You wait weeks for a leadership announcement from the Labour left and two come along at once: Ian Lavery will not stand to replace Jeremy Corbyn and will support Rebecca Long Bailey, who finally confirmed her candidacy tonight.
In a statement released shortly after Long-Bailey launched her campaign with a column for Tribune, Lavery – who confirmed last week he considering a run and enjoyed considerable grassroots support – said he was “honoured” to have been encouraged to stand but instead endorsed the shadow business secretary.
“I will be throwing my full support behind Rebecca Long-Bailey as the best person to lead our party,” Lavery, Labour’s chairman, said. “Having worked with her in the shadow cabinet I know she has the intellect, drive and determination to take forward and develop the popular, common sense socialist policies that Jeremy Corbyn has championed. And after more than a century it’s about time the Labour Party was led by a woman.”
That Lavery has reached that conclusion is unsurprising: Long-Bailey’s Tribune piece is a factional call to arms, as is clear from the choice of publication. She has explicitly pitched herself as the candidate of ideological continuity, promising no return to triangulation, further democratisation of the grassroots, and a greater emphasis on the party’s Green New Deal policy (a membership favourite). There is no mention of “progressive patriotism” – a phrase that set alarm bells ringing on the Corbynite left after the soft launch of her campaign in the Guardian last month – and in its place is a pledge not to compromise on migration policy.

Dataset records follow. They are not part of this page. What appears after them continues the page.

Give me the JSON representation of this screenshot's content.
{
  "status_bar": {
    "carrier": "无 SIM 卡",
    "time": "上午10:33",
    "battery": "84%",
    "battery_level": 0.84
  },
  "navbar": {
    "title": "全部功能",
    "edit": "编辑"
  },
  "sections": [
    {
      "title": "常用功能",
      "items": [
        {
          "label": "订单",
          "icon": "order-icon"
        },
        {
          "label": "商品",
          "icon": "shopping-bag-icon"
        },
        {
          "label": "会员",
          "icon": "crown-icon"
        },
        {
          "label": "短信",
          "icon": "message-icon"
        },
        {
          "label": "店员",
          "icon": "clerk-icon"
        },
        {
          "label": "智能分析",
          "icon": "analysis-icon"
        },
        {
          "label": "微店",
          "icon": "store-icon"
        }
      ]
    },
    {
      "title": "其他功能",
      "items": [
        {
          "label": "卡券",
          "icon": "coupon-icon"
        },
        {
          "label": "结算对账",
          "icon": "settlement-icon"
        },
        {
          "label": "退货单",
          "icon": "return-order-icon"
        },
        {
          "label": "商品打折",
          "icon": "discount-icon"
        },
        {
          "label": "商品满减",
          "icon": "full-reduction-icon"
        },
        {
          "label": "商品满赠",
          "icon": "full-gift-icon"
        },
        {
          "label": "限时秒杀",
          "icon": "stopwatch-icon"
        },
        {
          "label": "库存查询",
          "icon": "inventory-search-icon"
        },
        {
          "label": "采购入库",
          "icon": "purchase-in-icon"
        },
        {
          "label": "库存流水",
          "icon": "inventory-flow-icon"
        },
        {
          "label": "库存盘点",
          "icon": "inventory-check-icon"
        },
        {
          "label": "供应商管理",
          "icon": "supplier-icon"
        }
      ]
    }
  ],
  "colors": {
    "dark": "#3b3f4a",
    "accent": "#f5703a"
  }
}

“Under the leadership of Jeremy Corbyn we’ve drawn upon the collective knowledge and experience of the movement to develop a radical, ambitious socialist vision for the future,” Long-Bailey writes. “This is our greatest strength, and we need a leader who comes from and will stay true to that movement.” Her explicit criticism of the Corbyn project is limited to strategy and communications alone. There is an implicit dig at its handling of Brexit in the last Parliament, which is likely to have reassured Lavery – a persistent critic of pro-EU MPs. The populist tone, meanwhile, is an instructive point of divergence with her nominal running mate, Angela Rayner, who cautioned Labour against the language of revolution at her campaign launch this morning.
With Lavery absent from the ballot and Clive Lewis facing an uncertain path to qualification, Long-Bailey begins her campaign in a strong position – that is, as far as the fight for supremacy on the Labour left is concerned. It looks more likely than not that come the close of MP and MEP nominations next Monday she will be the only candidate of the left on the ballot. That, however, was arguably always going to be the case. While the Campaign Group’s ranks have swollen since the election, it is still nowhere near the 42 MPs it would need to nominate more than one leadership candidate by itself.
Tacking so strongly to the left also carries risks when it comes to actually winning the contest. Long-Bailey is gambling on the tastes of the selectorate remaining broadly unchanged, despite last month’s election result – and, indeed, on the selectorate itself remaining broadly unchanged. While she is undoubtedly in a strong position to energise the left, rival campaigns doubt that will be enough to win 50 per cent plus one – be that on the first round or on preferences, which might now be harder to come by.